*EXERCISE GOAL*
Write out the records in full, exactly as given, but without the images.

BEGIN

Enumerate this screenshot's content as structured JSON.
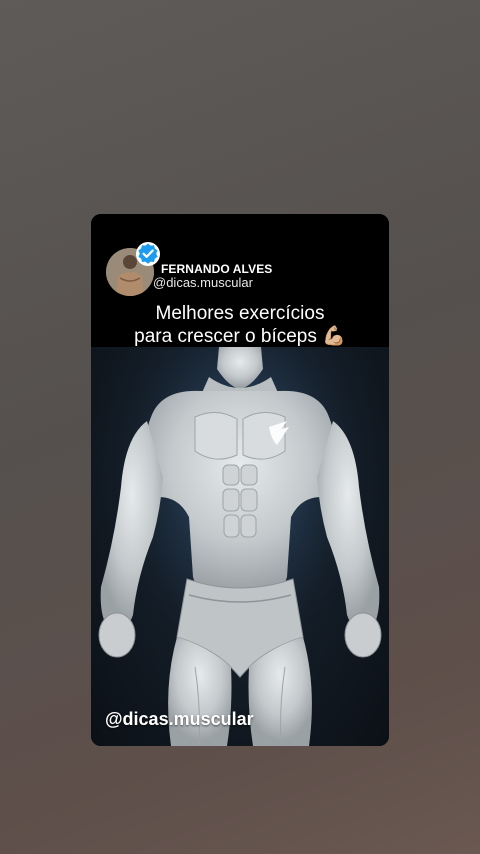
{
  "post": {
    "author_name": "FERNANDO ALVES",
    "author_handle": "@dicas.muscular",
    "title_line1": "Melhores exercícios",
    "title_line2": "para crescer o bíceps 💪🏼",
    "watermark": "@dicas.muscular"
  },
  "icons": {
    "verified": "verified-badge-icon",
    "avatar": "profile-avatar",
    "figure": "muscle-anatomy-figure"
  },
  "colors": {
    "verified_blue": "#1d9bf0",
    "card_bg": "#000000",
    "figure_body": "#c8cdd0"
  }
}
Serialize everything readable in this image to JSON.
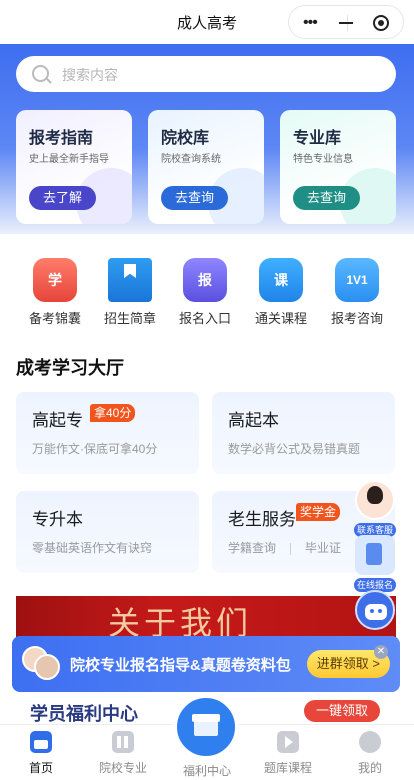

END

*RESPONSE FOR THIS EXERCISE*
Enumerate this screenshot's content as structured JSON.
{
  "post": {
    "author_name": "FERNANDO ALVES",
    "author_handle": "@dicas.muscular",
    "title_line1": "Melhores exercícios",
    "title_line2": "para crescer o bíceps 💪🏼",
    "watermark": "@dicas.muscular"
  },
  "icons": {
    "verified": "verified-badge-icon",
    "avatar": "profile-avatar",
    "figure": "muscle-anatomy-figure"
  },
  "colors": {
    "verified_blue": "#1d9bf0",
    "card_bg": "#000000",
    "figure_body": "#c8cdd0"
  }
}
Serialize everything readable in this image to JSON.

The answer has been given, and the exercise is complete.